Search the material below for the word "variant". Copy every line that has it.

##############################

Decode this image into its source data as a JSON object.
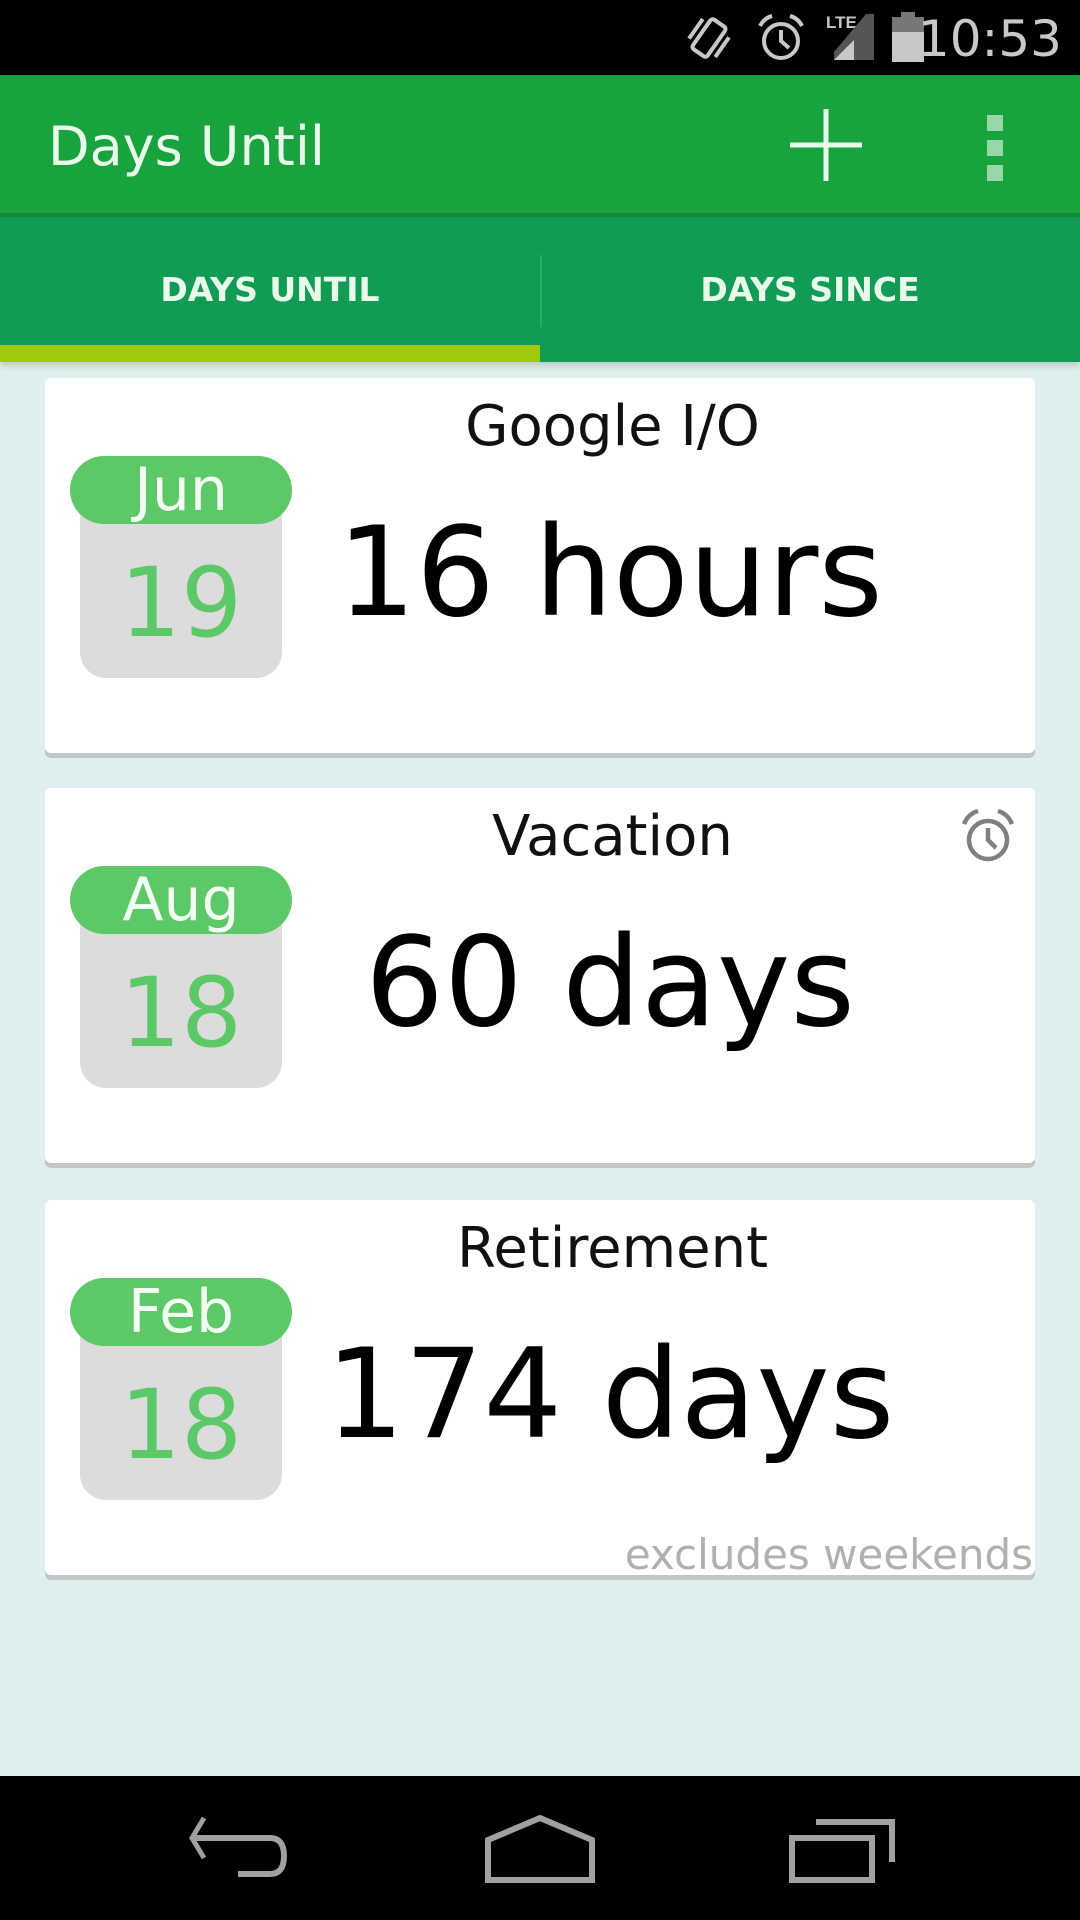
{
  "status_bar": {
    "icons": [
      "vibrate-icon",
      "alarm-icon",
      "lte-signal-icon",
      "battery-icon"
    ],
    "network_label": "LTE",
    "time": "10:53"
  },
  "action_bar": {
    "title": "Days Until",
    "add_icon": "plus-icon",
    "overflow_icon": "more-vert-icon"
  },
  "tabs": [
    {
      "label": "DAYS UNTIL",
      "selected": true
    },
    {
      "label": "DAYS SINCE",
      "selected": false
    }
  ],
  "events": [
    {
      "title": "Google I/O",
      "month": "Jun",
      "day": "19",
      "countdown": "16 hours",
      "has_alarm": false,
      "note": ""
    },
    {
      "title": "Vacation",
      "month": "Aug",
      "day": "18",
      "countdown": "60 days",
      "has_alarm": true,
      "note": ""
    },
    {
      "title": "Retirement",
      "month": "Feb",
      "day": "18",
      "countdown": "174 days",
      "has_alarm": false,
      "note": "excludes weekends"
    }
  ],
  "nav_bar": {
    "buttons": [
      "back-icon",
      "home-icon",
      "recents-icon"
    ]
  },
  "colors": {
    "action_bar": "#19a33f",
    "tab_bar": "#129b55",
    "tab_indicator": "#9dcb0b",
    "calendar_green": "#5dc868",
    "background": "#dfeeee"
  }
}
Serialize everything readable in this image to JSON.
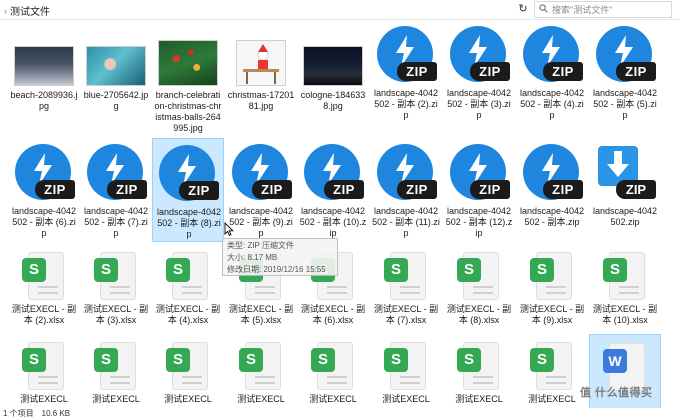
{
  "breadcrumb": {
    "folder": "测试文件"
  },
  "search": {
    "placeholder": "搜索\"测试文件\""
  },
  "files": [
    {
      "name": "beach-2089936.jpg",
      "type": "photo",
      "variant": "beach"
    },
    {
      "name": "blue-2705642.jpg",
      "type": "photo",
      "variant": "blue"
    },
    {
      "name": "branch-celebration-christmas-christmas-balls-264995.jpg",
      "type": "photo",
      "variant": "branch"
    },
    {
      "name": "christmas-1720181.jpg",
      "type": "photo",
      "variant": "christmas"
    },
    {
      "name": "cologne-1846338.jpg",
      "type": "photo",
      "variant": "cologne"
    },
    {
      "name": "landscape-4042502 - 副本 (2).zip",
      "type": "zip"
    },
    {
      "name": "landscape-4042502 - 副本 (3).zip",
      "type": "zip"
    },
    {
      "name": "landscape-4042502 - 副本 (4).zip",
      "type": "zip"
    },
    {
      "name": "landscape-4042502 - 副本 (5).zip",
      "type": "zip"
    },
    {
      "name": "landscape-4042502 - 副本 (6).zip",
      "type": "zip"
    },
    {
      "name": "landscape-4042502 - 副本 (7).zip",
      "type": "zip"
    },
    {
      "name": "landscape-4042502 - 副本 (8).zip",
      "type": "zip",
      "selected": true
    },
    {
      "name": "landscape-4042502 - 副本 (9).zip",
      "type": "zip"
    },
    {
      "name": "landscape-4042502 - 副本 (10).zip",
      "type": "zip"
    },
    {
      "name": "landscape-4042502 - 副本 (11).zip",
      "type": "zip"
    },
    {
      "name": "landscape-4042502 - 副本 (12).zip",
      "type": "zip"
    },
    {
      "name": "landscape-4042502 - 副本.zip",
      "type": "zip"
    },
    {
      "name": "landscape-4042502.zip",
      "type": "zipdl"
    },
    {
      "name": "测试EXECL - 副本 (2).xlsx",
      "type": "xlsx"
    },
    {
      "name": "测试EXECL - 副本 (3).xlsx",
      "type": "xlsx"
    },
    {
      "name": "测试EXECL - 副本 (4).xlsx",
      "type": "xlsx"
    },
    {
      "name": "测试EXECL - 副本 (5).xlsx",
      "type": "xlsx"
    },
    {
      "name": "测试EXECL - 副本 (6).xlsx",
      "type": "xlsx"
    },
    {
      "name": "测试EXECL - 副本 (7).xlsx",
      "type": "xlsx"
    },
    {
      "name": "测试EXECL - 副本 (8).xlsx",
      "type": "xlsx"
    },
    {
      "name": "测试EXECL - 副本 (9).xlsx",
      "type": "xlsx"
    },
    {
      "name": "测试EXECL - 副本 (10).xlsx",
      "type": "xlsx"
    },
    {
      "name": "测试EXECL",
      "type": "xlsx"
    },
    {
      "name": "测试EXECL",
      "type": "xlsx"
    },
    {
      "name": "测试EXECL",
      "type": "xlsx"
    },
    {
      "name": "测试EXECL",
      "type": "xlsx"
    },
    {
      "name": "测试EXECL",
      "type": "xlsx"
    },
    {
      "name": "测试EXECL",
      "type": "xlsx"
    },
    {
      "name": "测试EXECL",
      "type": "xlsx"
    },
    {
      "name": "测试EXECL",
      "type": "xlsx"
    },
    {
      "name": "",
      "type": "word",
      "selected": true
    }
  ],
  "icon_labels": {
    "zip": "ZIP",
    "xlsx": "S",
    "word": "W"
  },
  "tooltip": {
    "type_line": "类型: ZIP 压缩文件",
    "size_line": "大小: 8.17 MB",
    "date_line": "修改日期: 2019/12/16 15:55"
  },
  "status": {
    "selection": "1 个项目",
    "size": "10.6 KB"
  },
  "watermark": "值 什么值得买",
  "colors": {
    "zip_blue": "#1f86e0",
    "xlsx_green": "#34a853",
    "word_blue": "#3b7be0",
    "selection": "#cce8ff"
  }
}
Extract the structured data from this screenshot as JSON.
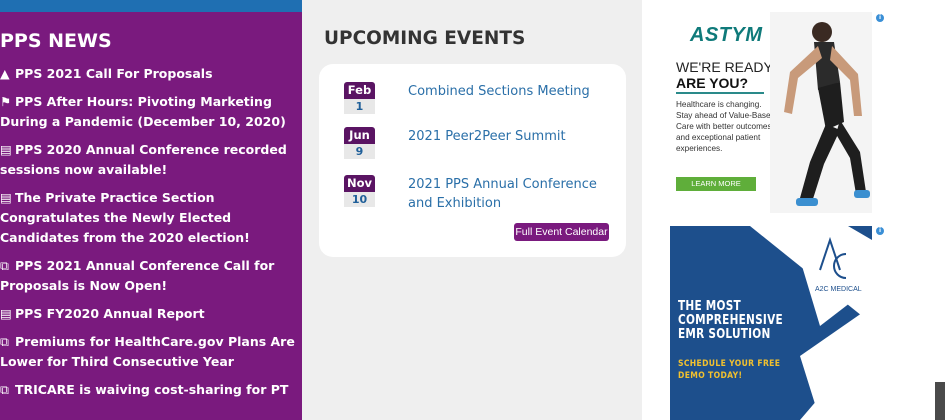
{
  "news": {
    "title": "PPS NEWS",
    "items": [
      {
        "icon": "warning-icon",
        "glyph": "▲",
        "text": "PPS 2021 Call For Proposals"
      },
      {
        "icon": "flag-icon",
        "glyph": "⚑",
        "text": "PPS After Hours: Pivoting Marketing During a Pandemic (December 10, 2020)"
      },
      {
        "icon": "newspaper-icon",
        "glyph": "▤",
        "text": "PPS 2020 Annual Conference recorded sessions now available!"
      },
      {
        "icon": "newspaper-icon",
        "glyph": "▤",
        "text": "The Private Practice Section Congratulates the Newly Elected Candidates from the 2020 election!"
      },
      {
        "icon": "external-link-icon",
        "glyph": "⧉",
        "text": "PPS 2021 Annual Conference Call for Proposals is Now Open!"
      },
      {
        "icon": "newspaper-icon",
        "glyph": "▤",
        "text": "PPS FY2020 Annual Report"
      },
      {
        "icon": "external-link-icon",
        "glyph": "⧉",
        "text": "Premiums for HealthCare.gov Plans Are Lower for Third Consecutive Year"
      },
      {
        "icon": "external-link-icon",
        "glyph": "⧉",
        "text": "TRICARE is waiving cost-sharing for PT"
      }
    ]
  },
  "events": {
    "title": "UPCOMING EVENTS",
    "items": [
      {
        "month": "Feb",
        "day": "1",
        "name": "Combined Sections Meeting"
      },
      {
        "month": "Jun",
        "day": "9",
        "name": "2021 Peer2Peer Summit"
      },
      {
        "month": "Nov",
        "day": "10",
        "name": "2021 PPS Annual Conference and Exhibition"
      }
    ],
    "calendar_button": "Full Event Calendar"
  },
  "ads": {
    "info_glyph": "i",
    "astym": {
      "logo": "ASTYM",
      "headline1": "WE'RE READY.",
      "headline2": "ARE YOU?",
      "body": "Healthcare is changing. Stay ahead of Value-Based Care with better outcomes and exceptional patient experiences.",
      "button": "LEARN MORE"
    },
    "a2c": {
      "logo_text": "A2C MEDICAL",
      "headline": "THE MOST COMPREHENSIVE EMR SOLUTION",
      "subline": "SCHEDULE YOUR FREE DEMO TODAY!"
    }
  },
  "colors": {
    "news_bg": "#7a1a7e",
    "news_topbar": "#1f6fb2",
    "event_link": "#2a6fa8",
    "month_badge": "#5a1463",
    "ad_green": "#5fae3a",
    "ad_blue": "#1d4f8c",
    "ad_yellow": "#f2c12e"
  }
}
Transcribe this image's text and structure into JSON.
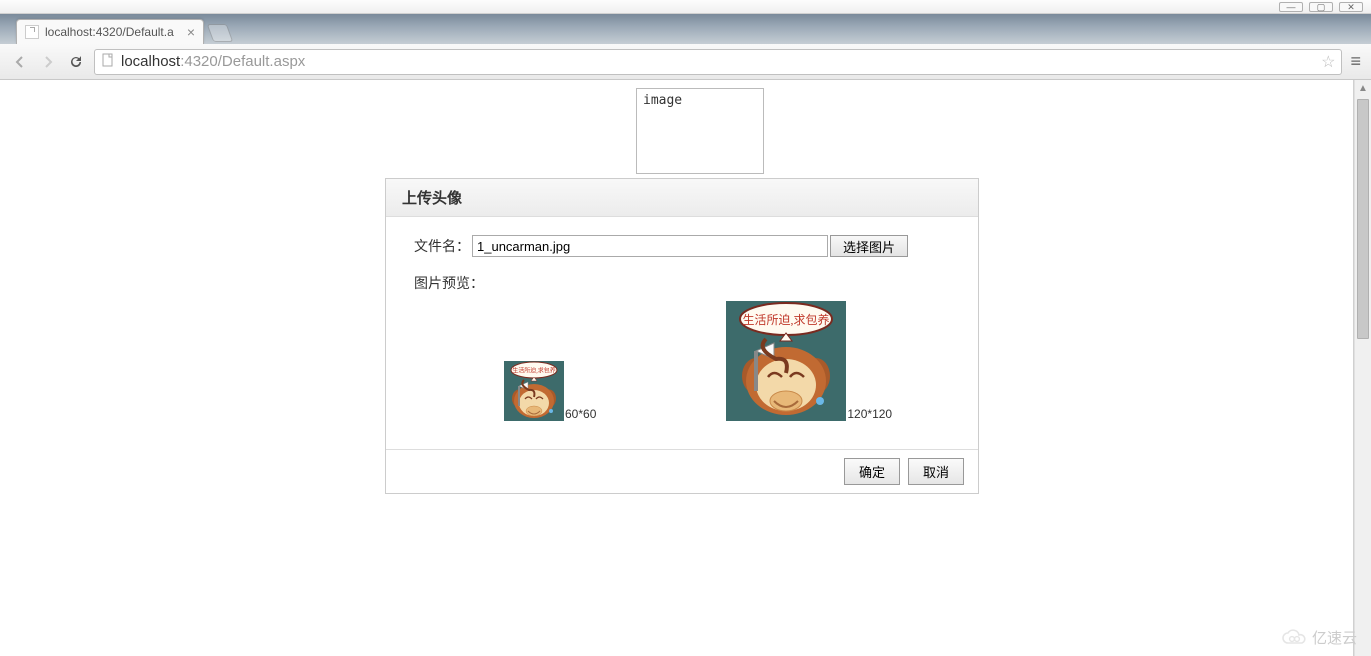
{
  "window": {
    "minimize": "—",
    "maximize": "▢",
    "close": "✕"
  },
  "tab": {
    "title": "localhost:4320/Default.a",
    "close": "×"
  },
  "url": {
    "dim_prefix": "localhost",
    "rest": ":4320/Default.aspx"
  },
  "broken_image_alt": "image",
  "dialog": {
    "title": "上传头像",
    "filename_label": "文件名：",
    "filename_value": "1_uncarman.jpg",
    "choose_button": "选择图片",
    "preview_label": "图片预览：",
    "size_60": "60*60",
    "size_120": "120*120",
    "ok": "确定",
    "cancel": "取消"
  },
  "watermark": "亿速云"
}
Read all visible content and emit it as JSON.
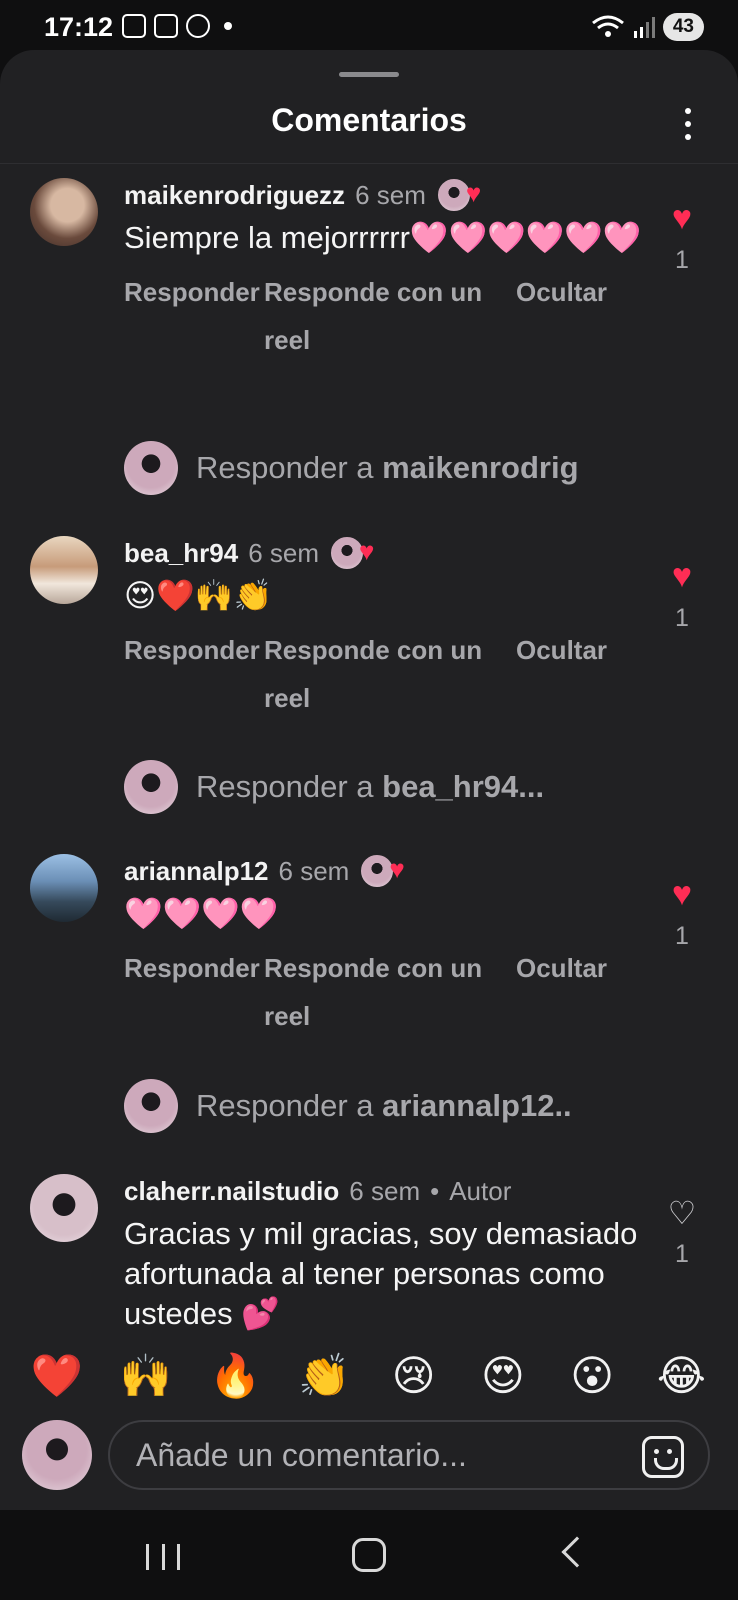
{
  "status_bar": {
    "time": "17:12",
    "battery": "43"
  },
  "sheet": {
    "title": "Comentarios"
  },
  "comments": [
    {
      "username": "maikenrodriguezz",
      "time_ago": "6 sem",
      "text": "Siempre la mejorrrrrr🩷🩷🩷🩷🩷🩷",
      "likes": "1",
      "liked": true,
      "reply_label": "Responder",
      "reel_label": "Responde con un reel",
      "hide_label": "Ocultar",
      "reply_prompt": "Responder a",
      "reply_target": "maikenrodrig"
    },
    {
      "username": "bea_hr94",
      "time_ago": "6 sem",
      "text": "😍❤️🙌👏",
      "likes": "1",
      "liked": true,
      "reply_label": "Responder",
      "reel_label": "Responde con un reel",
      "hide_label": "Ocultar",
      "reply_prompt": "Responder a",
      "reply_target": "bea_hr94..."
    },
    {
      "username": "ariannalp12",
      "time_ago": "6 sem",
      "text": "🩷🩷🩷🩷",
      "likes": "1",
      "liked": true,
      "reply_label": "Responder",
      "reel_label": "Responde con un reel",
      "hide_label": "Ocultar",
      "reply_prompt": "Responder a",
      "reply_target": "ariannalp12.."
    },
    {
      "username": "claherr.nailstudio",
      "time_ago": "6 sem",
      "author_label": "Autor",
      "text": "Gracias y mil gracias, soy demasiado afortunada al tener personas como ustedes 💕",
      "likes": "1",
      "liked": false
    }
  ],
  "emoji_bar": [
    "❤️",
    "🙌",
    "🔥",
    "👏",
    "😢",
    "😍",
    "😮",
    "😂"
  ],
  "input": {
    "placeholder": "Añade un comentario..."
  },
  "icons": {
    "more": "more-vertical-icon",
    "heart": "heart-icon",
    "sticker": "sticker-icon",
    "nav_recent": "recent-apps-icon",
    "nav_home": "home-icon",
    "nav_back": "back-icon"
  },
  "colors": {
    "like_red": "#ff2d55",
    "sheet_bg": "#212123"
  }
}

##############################

Solved problem:
      "variant": "beach"
      "variant": "blue"
      "variant": "branch"
      "variant": "christmas"
      "variant": "cologne"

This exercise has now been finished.